Long-term effectiveness of infrared coagulation for the treatment of anal intraepithelial neoplasia grades 2 and 3 in HIV-infected men and women

Sirera, Guillema,b,*; Videla, Sebastiána,*; Piñol, Martac; Coll, Josepa,d; García-Cuyás, Francescc; Vela, Sandrac; Cañadas, MariPaza,e; Darwich, Lailaa,f; Pérez, Núriaa; Gel, Silviaa; Cobarsi, Patriciaa; Clotet, Bonaventuraa,b,d; on behalf of the HIV-HPV Study Group

doi: 10.1097/QAD.0b013e32835e06c1
Clinical Science

Aims: To assess the effectiveness and safety of infrared coagulation (IRC) for the ablation of anal intraepithelial neoplasia (AIN) and to provide data on the prevalence of AIN in HIV-infected patients.

Patients and methods: We performed a single-center, retrospective cohort study based on data collected from a prospectively compiled database of outpatients attended in the Clinical-Proctology-HIV-Unit (first visit). The effectiveness (normal anal cytology after 12 months of IRC) and safety of IRC were estimated.

Results: Between January 2005 and December 2011, a total of 69 (5%) patients with biopsy-proven AIN-2 or AIN-3 from among 1518 patients (1310 men; 208 women) were treated with IRC. The prevalence of cytological abnormalities was 49.5% [751/1518; (atypical squamous cells of unknown significance, 14%; low-grade squamous intraepithelial lesions, 27.5%; high-grade squamous intraepithelial lesions, 8%)]. High-resolution anoscopy revealed intra-anal condylomata in 31% of patients (236/751), nonvisualized lesions in 30% (227/751), and visualized lesions (from which biopsy specimens were taken) in 38% (288/751). The histological diagnosis was: AIN-1, 52% (151/288); AIN-2, 15% (44/288); AIN-3, 9% (25/288); normal, 19% (56/288); and nonevaluable, 4% (12/288). IRC was applied in-office in 66 patients (three refused to undergo treatment). At 12 months, all patients (n = 56) had a normal anal cytology result. Seven (13%) patients had biopsy-proven recurrence [mean (range) time-to-recurrence, 30 (18–43) months]. High-risk-human papilloma virus (HPV) infection was detected in all anal lesions (HPV-16 was the most common genotype). Agreement between cytological and histological results was poor.

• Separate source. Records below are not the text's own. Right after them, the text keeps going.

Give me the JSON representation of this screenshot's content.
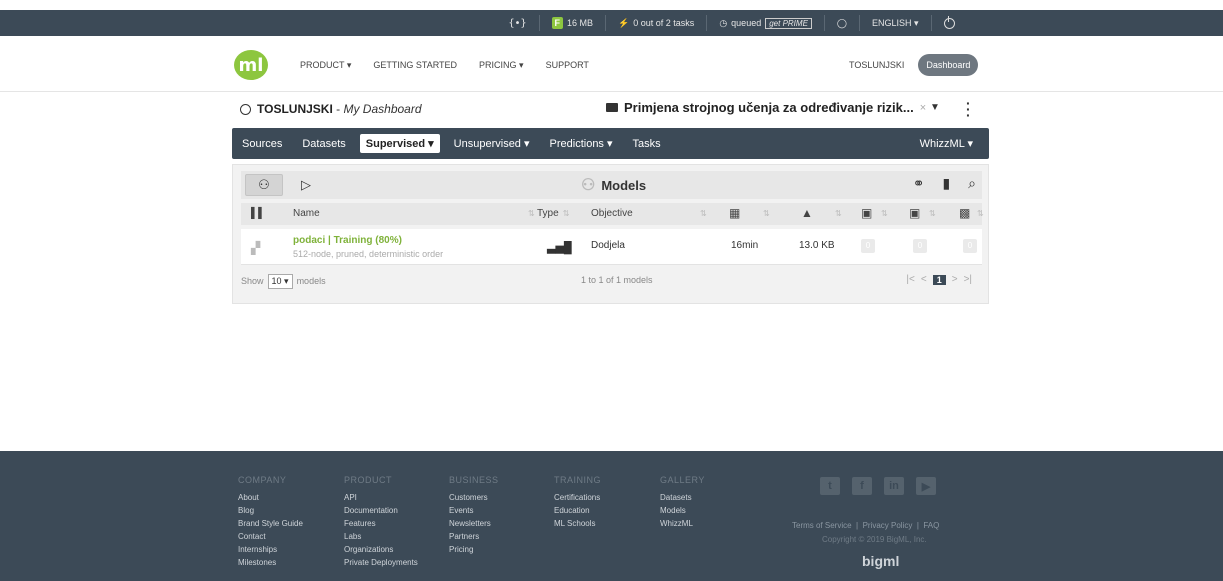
{
  "topbar": {
    "code_label": "{•}",
    "storage": "16 MB",
    "tasks": "0 out of 2 tasks",
    "queued": "queued",
    "prime": "get PRIME",
    "language": "ENGLISH ▾"
  },
  "header": {
    "logo": "ml",
    "nav": [
      "PRODUCT ▾",
      "GETTING STARTED",
      "PRICING ▾",
      "SUPPORT"
    ],
    "username": "TOSLUNJSKI",
    "dashboard_btn": "Dashboard"
  },
  "dashboard": {
    "user": "TOSLUNJSKI",
    "separator": " - ",
    "subtitle": "My Dashboard",
    "project": "Primjena strojnog učenja za određivanje rizik...",
    "project_close": "×"
  },
  "secnav": {
    "items": [
      "Sources",
      "Datasets",
      "Supervised ▾",
      "Unsupervised ▾",
      "Predictions ▾",
      "Tasks"
    ],
    "whizzml": "WhizzML ▾"
  },
  "panel": {
    "title": "Models",
    "columns": {
      "name": "Name",
      "type": "Type",
      "objective": "Objective"
    },
    "rows": [
      {
        "name": "podaci | Training (80%)",
        "sub": "512-node, pruned, deterministic order",
        "objective": "Dodjela",
        "age": "16min",
        "size": "13.0 KB",
        "b1": "0",
        "b2": "0",
        "b3": "0"
      }
    ],
    "footer": {
      "show": "Show",
      "count": "10",
      "unit": "models",
      "info": "1 to 1 of 1 models",
      "page": "1"
    }
  },
  "footer": {
    "company": {
      "title": "COMPANY",
      "links": [
        "About",
        "Blog",
        "Brand Style Guide",
        "Contact",
        "Internships",
        "Milestones"
      ]
    },
    "product": {
      "title": "PRODUCT",
      "links": [
        "API",
        "Documentation",
        "Features",
        "Labs",
        "Organizations",
        "Private Deployments"
      ]
    },
    "business": {
      "title": "BUSINESS",
      "links": [
        "Customers",
        "Events",
        "Newsletters",
        "Partners",
        "Pricing"
      ]
    },
    "training": {
      "title": "TRAINING",
      "links": [
        "Certifications",
        "Education",
        "ML Schools"
      ]
    },
    "gallery": {
      "title": "GALLERY",
      "links": [
        "Datasets",
        "Models",
        "WhizzML"
      ]
    },
    "terms": "Terms of Service",
    "privacy": "Privacy Policy",
    "faq": "FAQ",
    "copyright": "Copyright © 2019 BigML, Inc.",
    "brand": "bigml"
  }
}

Conclusion: A high prevalence of AIN was found in both HIV-infected men and HIV-infected women. Although randomized clinical trials are lacking, IRC ablation of AIN-2 and AIN-3 lesions without concomitant condylomata could help prevent anal squamous cell carcinoma.

Author Information

aLluita Contra La SIDA Foundation

bHIV Clinical Unit, Department of Medicine

cDepartment of Surgery

dRetrovirology Laboratory IrsiCaixa Foundation; University Hospital Germans Trias i Pujol, Badalona, Universitat Autònoma de Barcelona, Catalonia

eLabco.GeneralLab, Barcelona

fDepartment of Sanitat i Anatomia Animal, Universitat Autònoma de Barcelona, Cerdanyola del Vallès, Spain.

*Guillem Sirera and Sebastián Videla contributed equally to the writing of this article.

Correspondence to Sebastián Videla, MD, PhD; Fundació Lluita Contra la SIDA; Hospital Universitari Germans Trias i Pujol; 08916 Badalona (Barcelona), Spain. Tel: +34 93 465 63 74; fax: +34 93 465 39 68; e-mail: svidela@flsida.org/svidela@esteve.es

Received 9 August, 2012

Revised 9 December, 2012

Accepted 17 December, 2012

© 2013 Lippincott Williams & Wilkins, Inc.